**RECORDS TO PROCESS:**
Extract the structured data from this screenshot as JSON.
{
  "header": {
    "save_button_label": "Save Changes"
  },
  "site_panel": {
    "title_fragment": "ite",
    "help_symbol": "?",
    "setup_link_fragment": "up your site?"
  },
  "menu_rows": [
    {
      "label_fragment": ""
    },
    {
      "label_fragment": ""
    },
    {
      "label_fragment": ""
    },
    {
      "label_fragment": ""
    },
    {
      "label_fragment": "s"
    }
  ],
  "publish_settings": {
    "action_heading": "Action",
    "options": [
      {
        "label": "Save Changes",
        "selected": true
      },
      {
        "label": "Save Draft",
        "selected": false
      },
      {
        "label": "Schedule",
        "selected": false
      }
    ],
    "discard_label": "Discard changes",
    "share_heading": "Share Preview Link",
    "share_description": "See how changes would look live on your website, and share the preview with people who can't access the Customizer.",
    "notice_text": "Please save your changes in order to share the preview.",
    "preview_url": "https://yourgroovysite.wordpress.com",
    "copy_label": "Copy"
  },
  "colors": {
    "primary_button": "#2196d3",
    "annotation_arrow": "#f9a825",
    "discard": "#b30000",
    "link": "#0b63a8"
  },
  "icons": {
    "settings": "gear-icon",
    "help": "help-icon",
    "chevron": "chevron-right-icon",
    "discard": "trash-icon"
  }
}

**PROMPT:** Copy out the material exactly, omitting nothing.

**ANSWER FOR THIS EXERCISE:**
Extract the structured data from this screenshot as JSON.
{
  "header": {
    "save_button_label": "Save Changes"
  },
  "site_panel": {
    "title_fragment": "ite",
    "help_symbol": "?",
    "setup_link_fragment": "up your site?"
  },
  "menu_rows": [
    {
      "label_fragment": ""
    },
    {
      "label_fragment": ""
    },
    {
      "label_fragment": ""
    },
    {
      "label_fragment": ""
    },
    {
      "label_fragment": "s"
    }
  ],
  "publish_settings": {
    "action_heading": "Action",
    "options": [
      {
        "label": "Save Changes",
        "selected": true
      },
      {
        "label": "Save Draft",
        "selected": false
      },
      {
        "label": "Schedule",
        "selected": false
      }
    ],
    "discard_label": "Discard changes",
    "share_heading": "Share Preview Link",
    "share_description": "See how changes would look live on your website, and share the preview with people who can't access the Customizer.",
    "notice_text": "Please save your changes in order to share the preview.",
    "preview_url": "https://yourgroovysite.wordpress.com",
    "copy_label": "Copy"
  },
  "colors": {
    "primary_button": "#2196d3",
    "annotation_arrow": "#f9a825",
    "discard": "#b30000",
    "link": "#0b63a8"
  },
  "icons": {
    "settings": "gear-icon",
    "help": "help-icon",
    "chevron": "chevron-right-icon",
    "discard": "trash-icon"
  }
}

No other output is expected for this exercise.